It is important to remember that though the Father, Son and Spirit are distinct centers of consciousness, they are also one being. What this means is that if the Bible is insisting that God does have gender, than whatever that gender is must define Father, Son and Holy Spirit. However, it must be clarified that when we speak of gender, we are not speaking of God’s sex, for God does not have sexual organs, and gender and sex are not the same thing, though in humans these will correlate with one another. The biblical reality is that God is a he, including the three persons of the Father, the Son and the Holy Spirit. It is the male gender through which God has chosen to reveal himself and it is the representation of God that he has given in his Word to his creation. He does not ever represent himself as of the female gender despite the occasional use of metaphors that proponents of a genderless God try to twist in support of their doctrine. Within the understanding of our world and the existence of two genders, it is correct to identify God as consisting of a nature that is masculine in gender. Though this is too much to go into in this blog, everything in existence was masculine until the creation of the female sex with the female gender in order to facilitate procreation in God’s physical creation. This includes the creatures around the throne of God as well as every single one of the angels. Thus, though no such distinction of genders existed prior, because everything was masculine (whatever that fully means and entails), and there was no need to even have such a term as masculine because feminine did not even exist, there now is a distinction that must be maintained. It is improper and irreverent to refer to God or his Spirit as “she” or “it.”
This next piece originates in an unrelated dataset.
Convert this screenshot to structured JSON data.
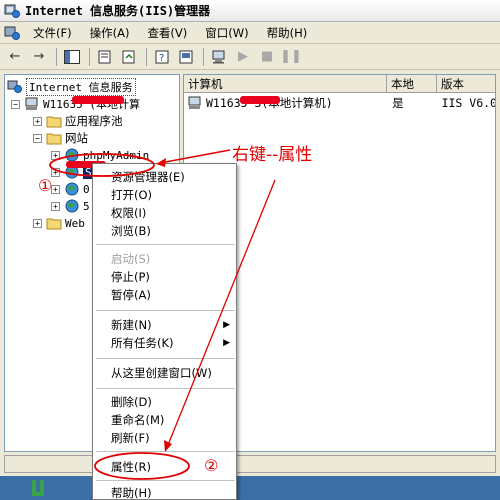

The gender of the Holy Spirit is also conveyed as masculine in the biblical text when Luke says, “And behold, thou shalt conceive in thy womb, and bring forth a son, and shalt call his name JESUS. … And the angel answered and said unto her, The Holy Spirit shall come upon thee, and the power of the Most High shall overshadow thee: wherefore also the holy thing which is begotten shall be called the Son of God” (Luke 1:31, 35 ASV). And Matthew writes, “Now the birth of Jesus Christ was on this wise: When his mother Mary had been betrothed to Joseph, before they came together she was found with child of the Holy Spirit” (Matt 1:18 ASV). God is the Father of Jesus, but Jesus was fathered by the person of the Holy Spirit. There is great difficulty here when one tries to make the gender of the Holy Spirit anything other than masculine. The obvious inference to the human mind is deliberate.
Final Thoughts on the Gender of the Holy Spirit
All of the centers of consciousness within the one Triune God are masculine, because God in his being is masculine. The subject could be explored and explained much further, but I want to keep this article short and to the point. Suffice it to say, God is masculine in nature, including the Holy Spirit. We should trust God’s word and the teaching of the Holy Spirit who tells us that such is the case, rather than trying to redefine God and mold him into our own reflections for whatever reason.
© Robert Alan King at BibleCommentator.com. All rights reserved.